Subject: Re: CVS commit: src/sys/dev/raidframe
To: John Nemeth <>
From: Greg Oster <>
List: current-users
Date: 04/01/2004 07:45:09
John Nemeth writes:
> On Jul 7,  9:15am, Greg Oster wrote:
> } 
> } Module Name:	src
> } Committed By:	oster
> } Date:		Sun Mar 21 21:08:08 UTC 2004
> } 
> } Modified Files:
> } 	src/sys/dev/raidframe: rf_driver.c
> } 
> } Log Message:
> } Yesterday's fix to rf_disks.c (rev 1.51) was necessary, but not
> } sufficient to clobber this nasty little bug.  The behaviour observed
> } was a panic when doing a 'raidctl -f' on a component when DAGs were
> } in flight for the given RAID set.  Unfortunatly, the faulty behaviour
>      My curiosity has finally gotten the better of me.  What is a DAG?
> Besides a Directed Acyclic Graph.

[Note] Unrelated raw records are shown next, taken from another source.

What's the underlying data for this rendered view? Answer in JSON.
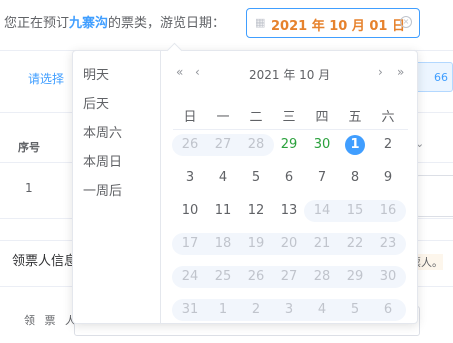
{
  "header": {
    "prefix": "您正在预订",
    "place": "九寨沟",
    "suffix": "的票类，游览日期：",
    "date_value": "2021 年 10 月 01 日",
    "date_icon": "calendar-icon",
    "clear_icon": "circle-close-icon"
  },
  "background": {
    "select_placeholder": "请选择",
    "right_button_text": "66",
    "table_header_index": "序号",
    "table_row_index": "1",
    "panel_title": "领票人信息",
    "note_text": "票人。",
    "field_label": "领 票 人"
  },
  "picker": {
    "shortcuts": [
      "明天",
      "后天",
      "本周六",
      "本周日",
      "一周后"
    ],
    "title": "2021 年  10 月",
    "nav": {
      "prev_year": "«",
      "prev_month": "‹",
      "next_month": "›",
      "next_year": "»"
    },
    "weekdays": [
      "日",
      "一",
      "二",
      "三",
      "四",
      "五",
      "六"
    ],
    "rows": [
      [
        {
          "d": "26",
          "s": "prev"
        },
        {
          "d": "27",
          "s": "prev"
        },
        {
          "d": "28",
          "s": "prev"
        },
        {
          "d": "29",
          "s": "avail"
        },
        {
          "d": "30",
          "s": "avail"
        },
        {
          "d": "1",
          "s": "today"
        },
        {
          "d": "2",
          "s": "normal"
        }
      ],
      [
        {
          "d": "3",
          "s": "normal"
        },
        {
          "d": "4",
          "s": "normal"
        },
        {
          "d": "5",
          "s": "normal"
        },
        {
          "d": "6",
          "s": "normal"
        },
        {
          "d": "7",
          "s": "normal"
        },
        {
          "d": "8",
          "s": "normal"
        },
        {
          "d": "9",
          "s": "normal"
        }
      ],
      [
        {
          "d": "10",
          "s": "normal"
        },
        {
          "d": "11",
          "s": "normal"
        },
        {
          "d": "12",
          "s": "normal"
        },
        {
          "d": "13",
          "s": "normal"
        },
        {
          "d": "14",
          "s": "disabled"
        },
        {
          "d": "15",
          "s": "disabled"
        },
        {
          "d": "16",
          "s": "disabled"
        }
      ],
      [
        {
          "d": "17",
          "s": "disabled"
        },
        {
          "d": "18",
          "s": "disabled"
        },
        {
          "d": "19",
          "s": "disabled"
        },
        {
          "d": "20",
          "s": "disabled"
        },
        {
          "d": "21",
          "s": "disabled"
        },
        {
          "d": "22",
          "s": "disabled"
        },
        {
          "d": "23",
          "s": "disabled"
        }
      ],
      [
        {
          "d": "24",
          "s": "disabled"
        },
        {
          "d": "25",
          "s": "disabled"
        },
        {
          "d": "26",
          "s": "disabled"
        },
        {
          "d": "27",
          "s": "disabled"
        },
        {
          "d": "28",
          "s": "disabled"
        },
        {
          "d": "29",
          "s": "disabled"
        },
        {
          "d": "30",
          "s": "disabled"
        }
      ],
      [
        {
          "d": "31",
          "s": "disabled"
        },
        {
          "d": "1",
          "s": "next"
        },
        {
          "d": "2",
          "s": "next"
        },
        {
          "d": "3",
          "s": "next"
        },
        {
          "d": "4",
          "s": "next"
        },
        {
          "d": "5",
          "s": "next"
        },
        {
          "d": "6",
          "s": "next"
        }
      ]
    ]
  },
  "colors": {
    "accent": "#409eff",
    "date_text": "#e6822d",
    "available": "#2aa13c",
    "disabled": "#c0c4cc",
    "disabled_bg": "#f2f6fc"
  }
}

In this case it's also a Directed Acyclic Graph :)

For each IO in RAIDframe, a DAG is built to describe the operations 
needed to perform the IO.  Nodes in the graph represent component IO 
operations.  E.g. For a given graph there might be Rod nodes (Read Old 
Data) and Wnp nodes (Write New Parity).  Edges in the graph represent 
dependencies.  E.g. You can't compute the parity till you have all 
the data for it, so a Wnp node would have a Rod node as a dependency 
(or 'antecedent', as the code calls it).  Nodes with no dependencies 
are ready to "fire".   When IO for a "fired" node completes, the nodes 
depending on it will have their dependency counts reduced, and when 
they hit zero, they "fire" too.  When all the nodes have "fired", the 
IO is complete.

The "RAIDframe Manual" available here:
describes the graphs used and their construction and execution in 
much more detail than you want me to (or I want to) provide here :)


Greg Oster